RASHMEE ROSHAN LALL January 17, 2016

francisco x alarconI got a shock when I read that Francisco X. Alarcon had died on Friday, January 15. My poem of the day had been ‘Prayer’, Alarcon’s beautiful fervent wish for “a more godlike god”, one who is like “an accomplice” and “doesn’t even have enough for bus fare”. (Complete poem below. Read it if you can.)

Curious about the poet, I started to read up about Alarcon, thinking as I learnt about his life and preoccupations that here was someone I’d like to meet one day. Then I realised he’d died this week.

A man who wrote about the Latino and gay identity, mythology, the Nahuatl language, Mesoamerican history, and American culture. One of his collections, Snake Poems: An Aztec Invocation, was described as full of “eco-poetics, in which a common language of the elements, plants, and animals is recited and celebrated.”

Even the titles of some of his 20 books spoke to me: Laughing Tomatoes and other spring poems; From the Bellybutton of the Moon and Other Summer Poems. Both of those were for children. Borderless Butterflies: Earth Haikus and Other Poems and From the Other Side of Night for adults. It was in Other Side of Night that ‘Prayer’ featured.



I want a god

as my accomplice

who spends nights

in houses

of ill repute

and gets up late

on Saturdays

a god

who whistles

through the streets

and trembles

before the lips

of his lover

a god

who waits in line

at the entrance

of movie houses

and likes to drink

café au lait

a god

who spits

blood from

tuberculosis and

doesn’t even have

enough for bus fare

a god



by the billy club

of a policeman

at a demonstration

a god

who pisses

out of fear

before the flaring


of torture

a god

who hurts

to the last

bone and

bites the air

in pain

a jobless god

a striking god

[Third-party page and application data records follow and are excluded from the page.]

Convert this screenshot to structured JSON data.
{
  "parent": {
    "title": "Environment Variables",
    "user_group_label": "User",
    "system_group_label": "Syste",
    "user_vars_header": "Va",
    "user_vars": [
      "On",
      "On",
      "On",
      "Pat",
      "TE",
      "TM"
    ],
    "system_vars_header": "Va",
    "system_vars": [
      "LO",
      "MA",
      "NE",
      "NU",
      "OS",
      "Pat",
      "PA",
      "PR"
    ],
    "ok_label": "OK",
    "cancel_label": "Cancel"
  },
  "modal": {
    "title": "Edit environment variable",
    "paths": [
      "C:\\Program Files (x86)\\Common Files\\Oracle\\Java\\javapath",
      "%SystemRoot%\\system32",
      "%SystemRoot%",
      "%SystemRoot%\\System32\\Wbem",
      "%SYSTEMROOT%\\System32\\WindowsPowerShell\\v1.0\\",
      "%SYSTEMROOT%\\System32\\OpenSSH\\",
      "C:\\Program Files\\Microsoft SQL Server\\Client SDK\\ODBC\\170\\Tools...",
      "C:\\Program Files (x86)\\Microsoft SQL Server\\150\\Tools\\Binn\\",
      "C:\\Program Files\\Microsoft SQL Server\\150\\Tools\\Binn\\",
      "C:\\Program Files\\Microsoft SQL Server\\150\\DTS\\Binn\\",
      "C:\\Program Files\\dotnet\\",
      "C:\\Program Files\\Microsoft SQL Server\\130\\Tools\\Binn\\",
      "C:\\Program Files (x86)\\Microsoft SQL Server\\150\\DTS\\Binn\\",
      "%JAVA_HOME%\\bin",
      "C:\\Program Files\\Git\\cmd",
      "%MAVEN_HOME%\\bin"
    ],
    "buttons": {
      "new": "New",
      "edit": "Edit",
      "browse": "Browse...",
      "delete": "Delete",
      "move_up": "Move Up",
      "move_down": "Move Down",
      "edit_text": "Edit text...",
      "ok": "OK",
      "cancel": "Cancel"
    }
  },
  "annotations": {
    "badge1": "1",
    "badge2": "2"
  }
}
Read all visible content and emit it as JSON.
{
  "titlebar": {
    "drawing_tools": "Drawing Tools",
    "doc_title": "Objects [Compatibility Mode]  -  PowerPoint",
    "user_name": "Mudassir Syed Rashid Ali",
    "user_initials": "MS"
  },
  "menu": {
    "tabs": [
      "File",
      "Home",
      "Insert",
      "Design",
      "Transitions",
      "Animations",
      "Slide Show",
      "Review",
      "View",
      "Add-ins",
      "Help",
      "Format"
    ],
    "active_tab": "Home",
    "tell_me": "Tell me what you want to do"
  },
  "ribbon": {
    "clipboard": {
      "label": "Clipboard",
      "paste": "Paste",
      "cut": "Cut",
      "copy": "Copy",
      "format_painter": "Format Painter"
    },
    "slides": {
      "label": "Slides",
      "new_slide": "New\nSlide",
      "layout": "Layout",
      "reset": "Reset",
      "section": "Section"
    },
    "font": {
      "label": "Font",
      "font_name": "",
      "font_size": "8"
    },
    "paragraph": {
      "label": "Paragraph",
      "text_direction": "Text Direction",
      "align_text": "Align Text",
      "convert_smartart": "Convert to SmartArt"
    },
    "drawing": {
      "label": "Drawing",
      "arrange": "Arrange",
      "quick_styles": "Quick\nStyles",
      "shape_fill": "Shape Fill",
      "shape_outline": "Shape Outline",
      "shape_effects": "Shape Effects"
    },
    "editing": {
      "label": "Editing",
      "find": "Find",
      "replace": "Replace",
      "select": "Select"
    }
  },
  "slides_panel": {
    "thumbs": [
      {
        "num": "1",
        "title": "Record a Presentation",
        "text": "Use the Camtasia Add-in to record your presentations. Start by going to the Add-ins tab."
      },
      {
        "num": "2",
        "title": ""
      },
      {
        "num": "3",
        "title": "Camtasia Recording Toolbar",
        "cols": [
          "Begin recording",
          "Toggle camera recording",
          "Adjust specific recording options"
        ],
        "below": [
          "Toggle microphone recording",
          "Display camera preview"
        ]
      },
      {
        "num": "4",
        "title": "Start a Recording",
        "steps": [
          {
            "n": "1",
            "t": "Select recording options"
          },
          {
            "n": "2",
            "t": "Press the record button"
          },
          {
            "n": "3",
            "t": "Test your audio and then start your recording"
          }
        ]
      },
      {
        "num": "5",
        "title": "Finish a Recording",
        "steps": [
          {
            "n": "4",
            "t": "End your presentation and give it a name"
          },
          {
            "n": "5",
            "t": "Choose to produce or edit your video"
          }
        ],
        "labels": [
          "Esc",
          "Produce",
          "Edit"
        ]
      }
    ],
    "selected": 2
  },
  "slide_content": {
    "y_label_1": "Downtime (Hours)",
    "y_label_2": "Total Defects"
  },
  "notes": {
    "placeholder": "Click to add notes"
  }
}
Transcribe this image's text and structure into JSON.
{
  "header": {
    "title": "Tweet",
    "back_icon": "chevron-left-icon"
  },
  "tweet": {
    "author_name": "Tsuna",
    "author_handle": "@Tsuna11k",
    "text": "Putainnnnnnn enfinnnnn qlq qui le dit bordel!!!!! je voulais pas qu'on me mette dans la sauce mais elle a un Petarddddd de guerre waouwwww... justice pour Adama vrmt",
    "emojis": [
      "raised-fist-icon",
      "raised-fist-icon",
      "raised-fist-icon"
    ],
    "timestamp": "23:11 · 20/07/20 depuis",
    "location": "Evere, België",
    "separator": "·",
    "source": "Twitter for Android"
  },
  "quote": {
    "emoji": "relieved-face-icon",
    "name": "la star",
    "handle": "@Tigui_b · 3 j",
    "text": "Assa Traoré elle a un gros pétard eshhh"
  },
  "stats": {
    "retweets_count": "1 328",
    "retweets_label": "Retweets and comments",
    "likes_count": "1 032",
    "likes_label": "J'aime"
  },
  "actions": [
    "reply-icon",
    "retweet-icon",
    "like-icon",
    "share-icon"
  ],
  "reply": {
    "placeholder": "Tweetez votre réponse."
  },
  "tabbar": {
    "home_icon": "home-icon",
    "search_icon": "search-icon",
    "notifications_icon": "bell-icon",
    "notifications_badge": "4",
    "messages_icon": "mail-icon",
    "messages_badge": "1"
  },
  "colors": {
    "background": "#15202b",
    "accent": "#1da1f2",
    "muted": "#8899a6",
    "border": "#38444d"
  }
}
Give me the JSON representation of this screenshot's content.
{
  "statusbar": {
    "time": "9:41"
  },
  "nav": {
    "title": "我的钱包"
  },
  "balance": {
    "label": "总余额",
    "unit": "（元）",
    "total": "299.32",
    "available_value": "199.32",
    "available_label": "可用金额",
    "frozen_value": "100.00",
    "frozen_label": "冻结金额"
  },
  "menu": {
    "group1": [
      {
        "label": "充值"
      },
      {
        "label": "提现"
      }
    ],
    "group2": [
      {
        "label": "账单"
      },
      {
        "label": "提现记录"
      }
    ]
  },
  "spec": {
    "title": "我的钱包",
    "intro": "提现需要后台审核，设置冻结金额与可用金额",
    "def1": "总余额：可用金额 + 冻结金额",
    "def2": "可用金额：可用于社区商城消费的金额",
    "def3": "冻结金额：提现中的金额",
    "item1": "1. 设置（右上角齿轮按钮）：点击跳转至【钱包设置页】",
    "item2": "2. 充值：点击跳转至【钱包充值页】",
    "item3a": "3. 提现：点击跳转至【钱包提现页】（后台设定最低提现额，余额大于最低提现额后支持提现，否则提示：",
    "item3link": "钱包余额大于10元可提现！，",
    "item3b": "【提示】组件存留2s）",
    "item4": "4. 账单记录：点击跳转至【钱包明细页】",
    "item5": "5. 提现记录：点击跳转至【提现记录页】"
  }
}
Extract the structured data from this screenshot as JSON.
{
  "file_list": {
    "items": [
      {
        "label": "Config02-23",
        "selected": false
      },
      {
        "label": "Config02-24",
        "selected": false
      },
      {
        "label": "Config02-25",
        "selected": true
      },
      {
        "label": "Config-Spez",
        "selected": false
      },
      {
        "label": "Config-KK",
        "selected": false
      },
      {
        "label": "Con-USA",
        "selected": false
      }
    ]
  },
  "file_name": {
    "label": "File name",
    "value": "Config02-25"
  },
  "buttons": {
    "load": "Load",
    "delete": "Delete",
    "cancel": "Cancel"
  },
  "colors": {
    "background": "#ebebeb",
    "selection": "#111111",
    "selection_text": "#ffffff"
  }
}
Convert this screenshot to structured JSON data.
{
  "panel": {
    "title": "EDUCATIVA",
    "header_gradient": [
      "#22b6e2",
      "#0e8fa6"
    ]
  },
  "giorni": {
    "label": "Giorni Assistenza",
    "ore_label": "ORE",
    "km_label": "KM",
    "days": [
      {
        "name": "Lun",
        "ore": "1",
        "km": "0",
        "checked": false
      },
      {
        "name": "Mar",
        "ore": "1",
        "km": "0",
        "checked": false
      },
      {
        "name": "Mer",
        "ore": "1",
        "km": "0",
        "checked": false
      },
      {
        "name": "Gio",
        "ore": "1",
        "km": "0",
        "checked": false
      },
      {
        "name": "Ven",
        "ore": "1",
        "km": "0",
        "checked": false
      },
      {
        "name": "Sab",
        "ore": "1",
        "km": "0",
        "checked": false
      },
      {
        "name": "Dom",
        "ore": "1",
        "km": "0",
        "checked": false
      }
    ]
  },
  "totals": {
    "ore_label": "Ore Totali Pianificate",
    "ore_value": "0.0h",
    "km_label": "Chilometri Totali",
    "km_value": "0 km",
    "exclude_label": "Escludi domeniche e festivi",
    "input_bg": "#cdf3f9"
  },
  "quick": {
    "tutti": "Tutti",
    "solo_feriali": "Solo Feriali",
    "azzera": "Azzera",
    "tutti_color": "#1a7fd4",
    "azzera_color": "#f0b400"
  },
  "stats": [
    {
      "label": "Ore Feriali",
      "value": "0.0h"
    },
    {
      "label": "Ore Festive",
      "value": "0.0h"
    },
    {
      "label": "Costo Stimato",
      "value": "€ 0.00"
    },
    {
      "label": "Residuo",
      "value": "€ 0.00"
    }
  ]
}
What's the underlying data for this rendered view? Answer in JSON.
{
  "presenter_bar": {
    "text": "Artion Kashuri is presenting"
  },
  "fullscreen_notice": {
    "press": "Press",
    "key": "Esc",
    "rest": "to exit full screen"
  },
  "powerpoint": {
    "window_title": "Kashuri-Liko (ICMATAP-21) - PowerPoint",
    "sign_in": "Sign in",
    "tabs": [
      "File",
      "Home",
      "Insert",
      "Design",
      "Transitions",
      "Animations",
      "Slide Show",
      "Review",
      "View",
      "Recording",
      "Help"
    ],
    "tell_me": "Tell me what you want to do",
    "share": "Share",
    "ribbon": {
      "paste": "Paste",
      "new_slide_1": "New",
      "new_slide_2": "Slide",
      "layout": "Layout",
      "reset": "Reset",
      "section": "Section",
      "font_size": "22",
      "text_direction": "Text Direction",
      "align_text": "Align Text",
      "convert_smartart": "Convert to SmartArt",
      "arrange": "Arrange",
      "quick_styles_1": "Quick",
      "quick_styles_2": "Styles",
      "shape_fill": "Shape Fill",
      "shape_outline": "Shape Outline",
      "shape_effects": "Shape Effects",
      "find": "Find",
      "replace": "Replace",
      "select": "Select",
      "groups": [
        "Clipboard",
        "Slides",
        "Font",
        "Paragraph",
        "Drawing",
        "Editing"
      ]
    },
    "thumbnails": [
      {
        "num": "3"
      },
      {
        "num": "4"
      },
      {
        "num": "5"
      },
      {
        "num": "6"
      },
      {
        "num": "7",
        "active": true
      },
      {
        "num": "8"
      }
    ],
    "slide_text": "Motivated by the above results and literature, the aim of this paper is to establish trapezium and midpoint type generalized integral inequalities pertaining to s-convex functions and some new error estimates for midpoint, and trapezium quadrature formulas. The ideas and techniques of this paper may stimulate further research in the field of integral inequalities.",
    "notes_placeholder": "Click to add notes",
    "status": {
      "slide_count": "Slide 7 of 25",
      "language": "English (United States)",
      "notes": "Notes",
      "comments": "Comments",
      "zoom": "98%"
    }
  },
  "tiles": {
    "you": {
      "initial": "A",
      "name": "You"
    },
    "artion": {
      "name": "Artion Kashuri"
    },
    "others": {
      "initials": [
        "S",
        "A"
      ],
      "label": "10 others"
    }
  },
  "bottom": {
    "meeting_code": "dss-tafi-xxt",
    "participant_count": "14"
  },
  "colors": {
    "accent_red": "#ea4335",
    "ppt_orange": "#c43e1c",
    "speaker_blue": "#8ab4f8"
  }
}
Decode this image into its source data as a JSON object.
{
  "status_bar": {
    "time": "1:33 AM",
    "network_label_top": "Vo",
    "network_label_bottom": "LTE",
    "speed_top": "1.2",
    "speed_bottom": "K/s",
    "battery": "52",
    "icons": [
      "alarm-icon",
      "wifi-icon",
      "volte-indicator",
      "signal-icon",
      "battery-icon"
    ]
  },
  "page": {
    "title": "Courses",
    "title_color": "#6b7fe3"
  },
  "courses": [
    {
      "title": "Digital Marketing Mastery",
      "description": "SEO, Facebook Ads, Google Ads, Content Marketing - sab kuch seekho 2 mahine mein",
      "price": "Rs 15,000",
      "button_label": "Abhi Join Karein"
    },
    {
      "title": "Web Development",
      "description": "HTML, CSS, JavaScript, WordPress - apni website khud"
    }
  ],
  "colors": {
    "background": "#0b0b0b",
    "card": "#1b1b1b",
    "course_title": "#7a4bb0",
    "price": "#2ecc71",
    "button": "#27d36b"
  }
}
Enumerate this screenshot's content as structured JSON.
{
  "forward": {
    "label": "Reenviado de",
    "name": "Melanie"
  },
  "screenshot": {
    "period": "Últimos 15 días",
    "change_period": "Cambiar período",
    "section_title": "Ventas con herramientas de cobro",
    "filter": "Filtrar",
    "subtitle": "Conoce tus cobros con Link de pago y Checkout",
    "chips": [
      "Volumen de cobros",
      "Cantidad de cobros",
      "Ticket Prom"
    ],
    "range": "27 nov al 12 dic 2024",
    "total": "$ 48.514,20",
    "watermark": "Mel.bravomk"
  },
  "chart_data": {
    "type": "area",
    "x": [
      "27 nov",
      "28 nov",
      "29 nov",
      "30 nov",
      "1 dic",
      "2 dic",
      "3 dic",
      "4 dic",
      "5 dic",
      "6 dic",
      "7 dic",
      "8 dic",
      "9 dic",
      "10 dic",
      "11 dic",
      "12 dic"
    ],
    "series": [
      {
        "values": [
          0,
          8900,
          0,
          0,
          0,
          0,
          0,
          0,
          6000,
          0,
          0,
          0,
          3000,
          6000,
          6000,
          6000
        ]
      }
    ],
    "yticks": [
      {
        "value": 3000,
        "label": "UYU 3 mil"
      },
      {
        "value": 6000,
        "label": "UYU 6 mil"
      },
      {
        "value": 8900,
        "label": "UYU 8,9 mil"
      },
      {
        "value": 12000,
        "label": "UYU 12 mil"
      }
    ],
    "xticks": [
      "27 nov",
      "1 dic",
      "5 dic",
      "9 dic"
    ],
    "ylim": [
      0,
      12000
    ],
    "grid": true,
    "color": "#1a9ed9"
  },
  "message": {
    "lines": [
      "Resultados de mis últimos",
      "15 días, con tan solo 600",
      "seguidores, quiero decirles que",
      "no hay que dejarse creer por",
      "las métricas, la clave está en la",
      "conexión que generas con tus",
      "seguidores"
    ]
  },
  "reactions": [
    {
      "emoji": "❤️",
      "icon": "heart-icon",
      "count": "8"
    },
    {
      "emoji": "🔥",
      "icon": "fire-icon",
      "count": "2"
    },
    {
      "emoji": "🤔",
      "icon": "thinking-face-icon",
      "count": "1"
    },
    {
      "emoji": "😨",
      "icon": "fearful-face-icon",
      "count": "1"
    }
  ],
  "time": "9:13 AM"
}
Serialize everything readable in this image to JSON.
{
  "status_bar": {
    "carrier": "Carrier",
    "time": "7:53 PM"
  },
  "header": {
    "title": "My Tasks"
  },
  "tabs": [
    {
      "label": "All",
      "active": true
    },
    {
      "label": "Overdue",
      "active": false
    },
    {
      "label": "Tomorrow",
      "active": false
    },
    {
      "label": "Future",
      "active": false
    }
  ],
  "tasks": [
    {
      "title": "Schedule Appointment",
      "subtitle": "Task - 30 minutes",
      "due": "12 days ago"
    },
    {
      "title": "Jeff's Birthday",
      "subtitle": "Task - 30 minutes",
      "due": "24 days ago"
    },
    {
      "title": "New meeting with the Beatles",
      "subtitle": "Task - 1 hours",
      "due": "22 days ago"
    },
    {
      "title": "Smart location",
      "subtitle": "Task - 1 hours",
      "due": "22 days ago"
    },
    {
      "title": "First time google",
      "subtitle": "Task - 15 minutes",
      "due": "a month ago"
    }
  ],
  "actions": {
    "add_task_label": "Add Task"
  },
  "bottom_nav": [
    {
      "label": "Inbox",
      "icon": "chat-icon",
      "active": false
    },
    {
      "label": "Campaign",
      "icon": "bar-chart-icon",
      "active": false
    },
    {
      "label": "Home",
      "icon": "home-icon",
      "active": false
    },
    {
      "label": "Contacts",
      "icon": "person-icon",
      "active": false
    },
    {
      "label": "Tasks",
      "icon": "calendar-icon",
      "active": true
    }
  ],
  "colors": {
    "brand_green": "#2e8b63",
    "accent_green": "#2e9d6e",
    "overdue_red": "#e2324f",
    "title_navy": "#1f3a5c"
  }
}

a hungry god

a fugitive god

an exiled god

an enraged god

a god

who longs

from jail

for a change

in the order

of things

I want a

more godlike